Task to carry out: Report every line of the records that includes the word "icon".
Segment Start: Records provided
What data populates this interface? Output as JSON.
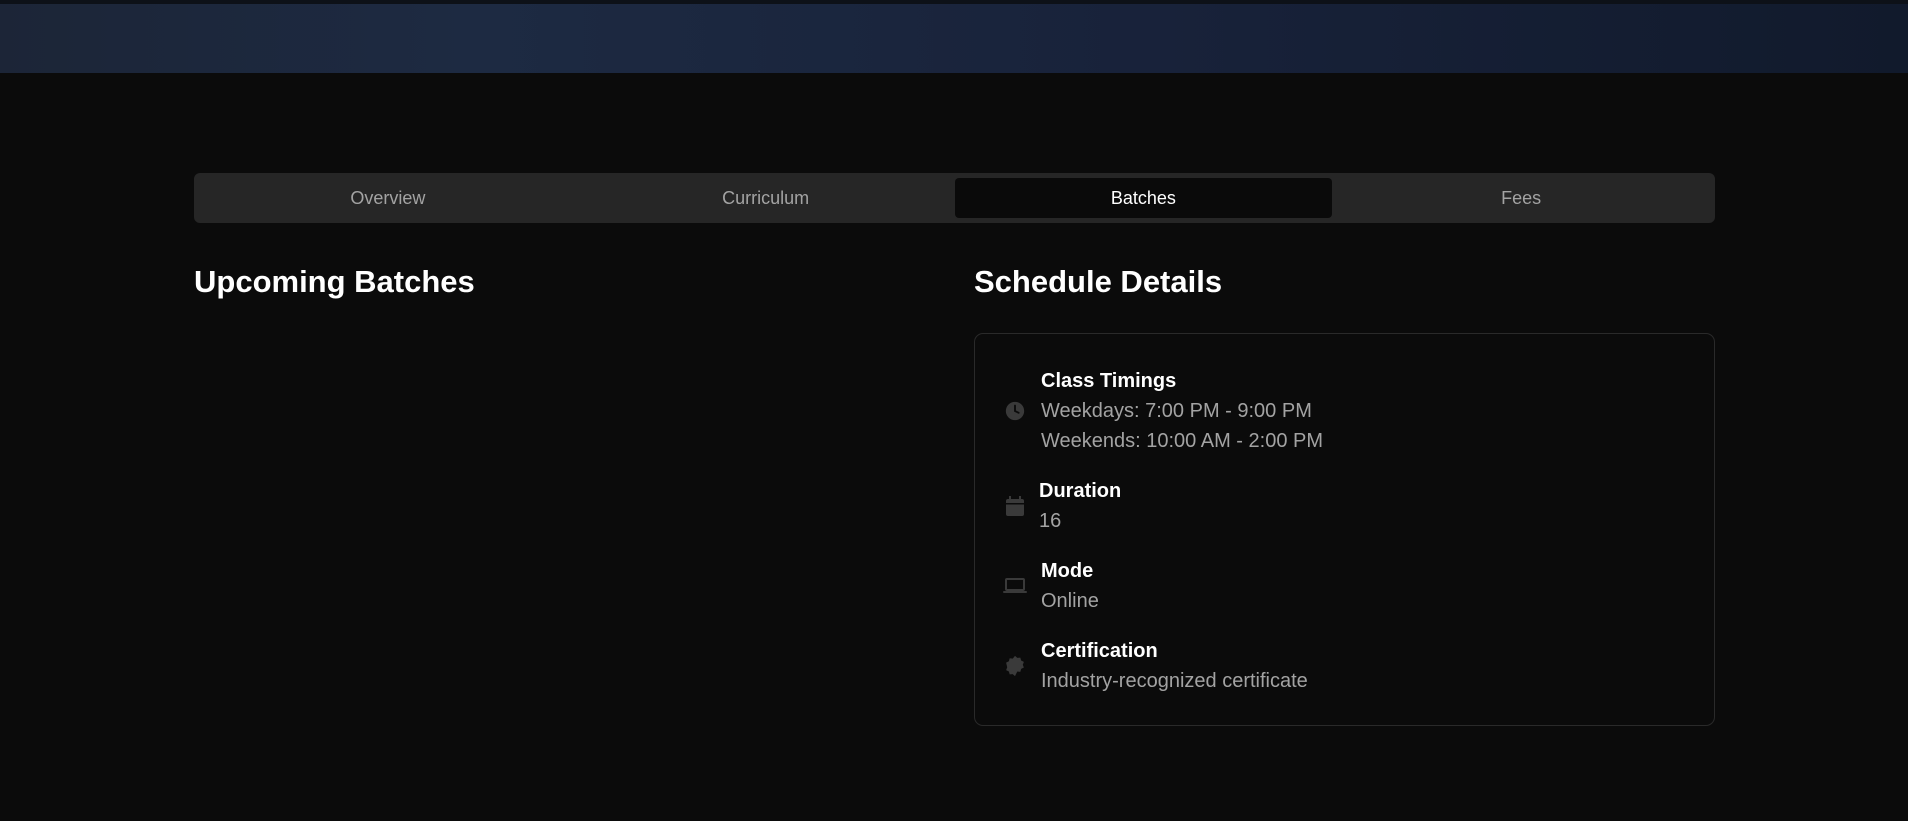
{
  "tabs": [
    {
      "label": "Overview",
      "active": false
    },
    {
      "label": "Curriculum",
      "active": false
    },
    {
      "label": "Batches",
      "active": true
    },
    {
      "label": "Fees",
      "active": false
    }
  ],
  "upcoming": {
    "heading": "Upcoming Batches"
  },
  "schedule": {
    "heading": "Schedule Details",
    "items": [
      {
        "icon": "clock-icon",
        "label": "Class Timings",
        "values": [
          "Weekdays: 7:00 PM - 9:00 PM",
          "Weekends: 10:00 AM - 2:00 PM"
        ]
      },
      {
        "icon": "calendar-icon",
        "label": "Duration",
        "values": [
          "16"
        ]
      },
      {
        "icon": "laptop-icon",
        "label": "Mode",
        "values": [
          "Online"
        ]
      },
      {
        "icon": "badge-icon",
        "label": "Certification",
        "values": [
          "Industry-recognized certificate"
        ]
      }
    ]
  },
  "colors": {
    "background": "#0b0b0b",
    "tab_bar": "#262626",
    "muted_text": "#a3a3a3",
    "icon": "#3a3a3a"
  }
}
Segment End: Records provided
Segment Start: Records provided
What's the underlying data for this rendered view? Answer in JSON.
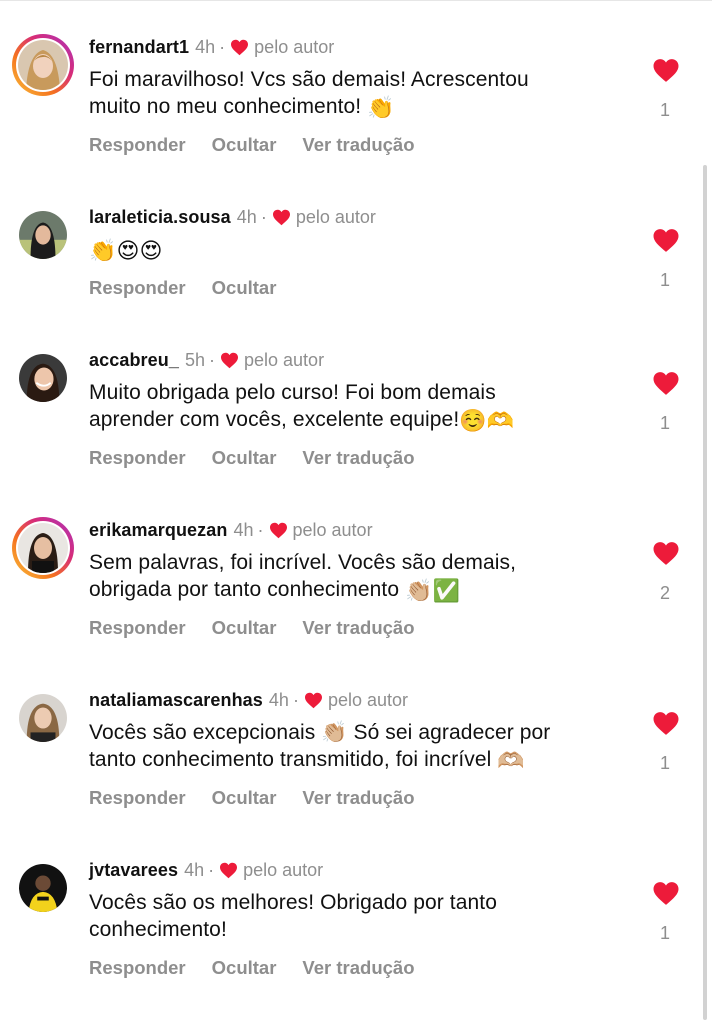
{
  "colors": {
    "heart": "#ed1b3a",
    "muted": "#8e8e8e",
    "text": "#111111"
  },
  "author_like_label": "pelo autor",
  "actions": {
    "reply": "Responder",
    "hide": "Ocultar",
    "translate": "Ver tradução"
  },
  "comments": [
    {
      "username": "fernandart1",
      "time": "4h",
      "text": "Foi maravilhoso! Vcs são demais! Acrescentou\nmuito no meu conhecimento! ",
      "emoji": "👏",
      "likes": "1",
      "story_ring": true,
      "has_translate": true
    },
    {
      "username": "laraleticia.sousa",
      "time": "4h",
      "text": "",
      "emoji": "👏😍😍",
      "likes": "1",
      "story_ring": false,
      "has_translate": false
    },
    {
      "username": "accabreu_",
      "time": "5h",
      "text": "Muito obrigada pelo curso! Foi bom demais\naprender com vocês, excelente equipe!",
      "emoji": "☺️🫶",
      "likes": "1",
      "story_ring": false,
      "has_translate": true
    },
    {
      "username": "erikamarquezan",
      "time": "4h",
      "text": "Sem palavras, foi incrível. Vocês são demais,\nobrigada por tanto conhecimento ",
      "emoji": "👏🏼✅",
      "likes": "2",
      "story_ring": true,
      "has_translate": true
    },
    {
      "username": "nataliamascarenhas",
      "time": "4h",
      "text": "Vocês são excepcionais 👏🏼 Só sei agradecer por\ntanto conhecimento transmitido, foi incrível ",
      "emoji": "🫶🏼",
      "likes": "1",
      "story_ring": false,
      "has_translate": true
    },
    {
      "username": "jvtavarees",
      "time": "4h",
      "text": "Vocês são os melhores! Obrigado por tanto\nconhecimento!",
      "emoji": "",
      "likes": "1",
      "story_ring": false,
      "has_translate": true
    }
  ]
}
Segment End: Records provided
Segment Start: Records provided
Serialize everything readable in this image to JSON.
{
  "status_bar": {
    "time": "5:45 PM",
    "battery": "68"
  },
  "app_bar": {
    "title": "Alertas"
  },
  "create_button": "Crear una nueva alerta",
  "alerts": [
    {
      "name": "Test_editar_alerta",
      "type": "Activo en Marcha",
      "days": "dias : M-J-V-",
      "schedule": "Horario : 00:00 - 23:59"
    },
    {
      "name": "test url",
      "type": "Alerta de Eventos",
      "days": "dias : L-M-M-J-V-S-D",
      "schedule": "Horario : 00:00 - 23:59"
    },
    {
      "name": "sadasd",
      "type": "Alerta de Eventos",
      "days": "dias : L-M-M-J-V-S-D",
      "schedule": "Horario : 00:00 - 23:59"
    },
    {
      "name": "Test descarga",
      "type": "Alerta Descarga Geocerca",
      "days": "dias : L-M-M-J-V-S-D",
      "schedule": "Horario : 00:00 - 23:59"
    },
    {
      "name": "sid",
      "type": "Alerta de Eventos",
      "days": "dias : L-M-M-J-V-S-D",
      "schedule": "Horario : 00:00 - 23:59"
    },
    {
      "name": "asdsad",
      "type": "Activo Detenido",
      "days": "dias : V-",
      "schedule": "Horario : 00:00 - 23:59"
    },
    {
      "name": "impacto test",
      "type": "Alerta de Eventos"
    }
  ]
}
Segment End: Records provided
Written response:
        "icon": "clock-icon",
        "icon": "calendar-icon",
        "icon": "laptop-icon",
        "icon": "badge-icon",
    "icon": "#3a3a3a"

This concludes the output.